The reply should contain every entry below exactly as written, with no images.

- Opening Delimiter -

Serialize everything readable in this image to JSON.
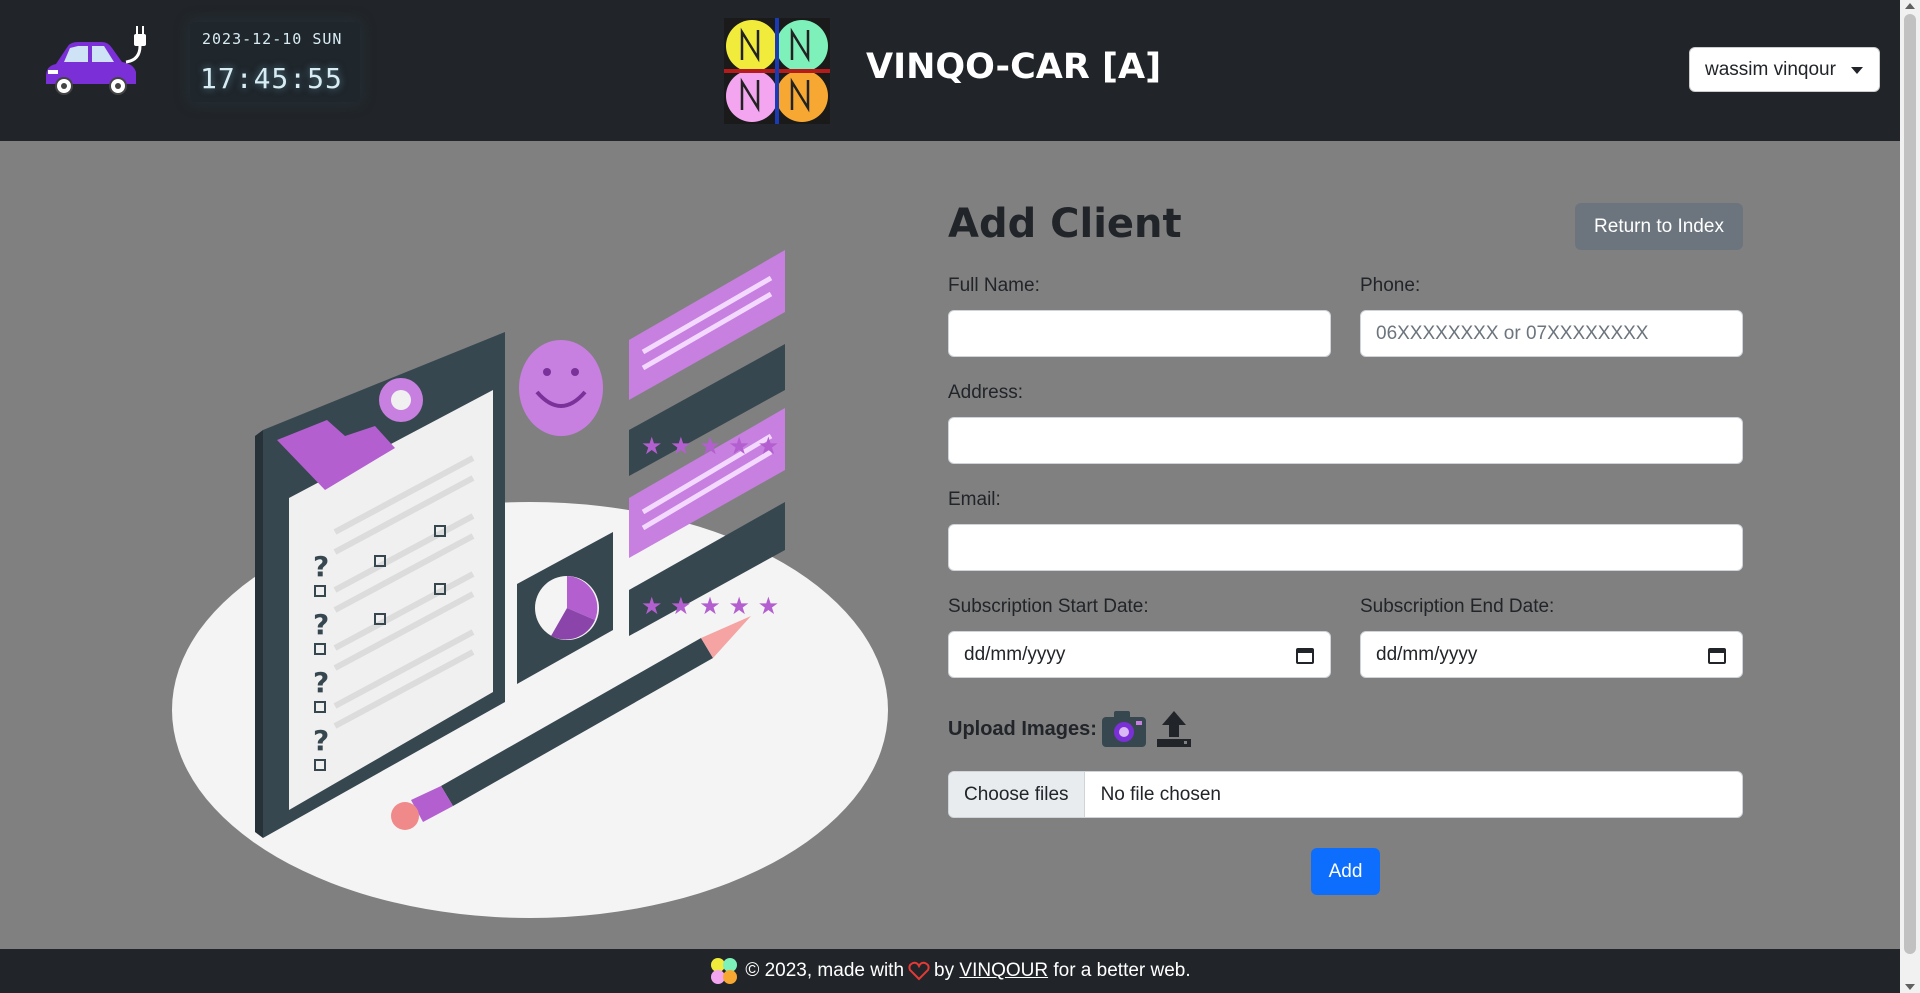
{
  "header": {
    "clock_date": "2023-12-10 SUN",
    "clock_time": "17:45:55",
    "brand_title": "VINQO-CAR [A]",
    "user_name": "wassim vinqour"
  },
  "form": {
    "title": "Add Client",
    "return_label": "Return to Index",
    "full_name_label": "Full Name:",
    "full_name_value": "",
    "phone_label": "Phone:",
    "phone_placeholder": "06XXXXXXXX or 07XXXXXXXX",
    "address_label": "Address:",
    "address_value": "",
    "email_label": "Email:",
    "email_value": "",
    "start_date_label": "Subscription Start Date:",
    "start_date_value": "dd/mm/yyyy",
    "end_date_label": "Subscription End Date:",
    "end_date_value": "dd/mm/yyyy",
    "upload_label": "Upload Images:",
    "choose_files_label": "Choose files",
    "file_status": "No file chosen",
    "add_label": "Add"
  },
  "footer": {
    "copyright": "© 2023, made with",
    "by": "by",
    "author_link": "VINQOUR",
    "tagline": "for a better web."
  },
  "icons": {
    "car_logo": "electric-car-icon",
    "brand_logo": "vinqo-logo",
    "camera": "camera-icon",
    "upload": "upload-icon",
    "calendar": "calendar-icon",
    "heart": "heart-icon"
  },
  "colors": {
    "navbar": "#212529",
    "page_bg": "#808080",
    "primary": "#0d6efd",
    "secondary": "#6c757d",
    "accent_purple": "#b35fd0"
  }
}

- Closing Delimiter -

- **SOLUTION FOR THIS PROBLEM**
Serialize everything readable in this image to JSON.
{
  "header": {
    "clock_date": "2023-12-10 SUN",
    "clock_time": "17:45:55",
    "brand_title": "VINQO-CAR [A]",
    "user_name": "wassim vinqour"
  },
  "form": {
    "title": "Add Client",
    "return_label": "Return to Index",
    "full_name_label": "Full Name:",
    "full_name_value": "",
    "phone_label": "Phone:",
    "phone_placeholder": "06XXXXXXXX or 07XXXXXXXX",
    "address_label": "Address:",
    "address_value": "",
    "email_label": "Email:",
    "email_value": "",
    "start_date_label": "Subscription Start Date:",
    "start_date_value": "dd/mm/yyyy",
    "end_date_label": "Subscription End Date:",
    "end_date_value": "dd/mm/yyyy",
    "upload_label": "Upload Images:",
    "choose_files_label": "Choose files",
    "file_status": "No file chosen",
    "add_label": "Add"
  },
  "footer": {
    "copyright": "© 2023, made with",
    "by": "by",
    "author_link": "VINQOUR",
    "tagline": "for a better web."
  },
  "icons": {
    "car_logo": "electric-car-icon",
    "brand_logo": "vinqo-logo",
    "camera": "camera-icon",
    "upload": "upload-icon",
    "calendar": "calendar-icon",
    "heart": "heart-icon"
  },
  "colors": {
    "navbar": "#212529",
    "page_bg": "#808080",
    "primary": "#0d6efd",
    "secondary": "#6c757d",
    "accent_purple": "#b35fd0"
  }
}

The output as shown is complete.